Directions:
Repeat each entry as written, dropping any picture you find.

___ Supplied entries

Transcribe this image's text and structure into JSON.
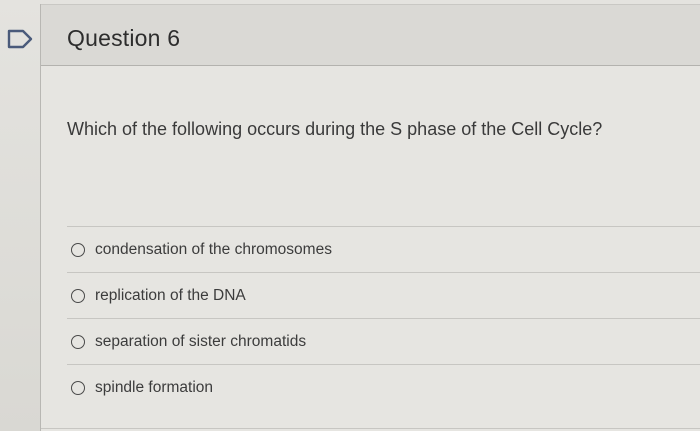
{
  "flag": {
    "icon": "flag-icon"
  },
  "question": {
    "title": "Question 6",
    "prompt": "Which of the following occurs during the S phase of the Cell Cycle?"
  },
  "options": [
    {
      "label": "condensation of the chromosomes"
    },
    {
      "label": "replication of the DNA"
    },
    {
      "label": "separation of sister chromatids"
    },
    {
      "label": "spindle formation"
    }
  ]
}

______

Solution:
Transcribe this image's text and structure into JSON.
{
  "flag": {
    "icon": "flag-icon"
  },
  "question": {
    "title": "Question 6",
    "prompt": "Which of the following occurs during the S phase of the Cell Cycle?"
  },
  "options": [
    {
      "label": "condensation of the chromosomes"
    },
    {
      "label": "replication of the DNA"
    },
    {
      "label": "separation of sister chromatids"
    },
    {
      "label": "spindle formation"
    }
  ]
}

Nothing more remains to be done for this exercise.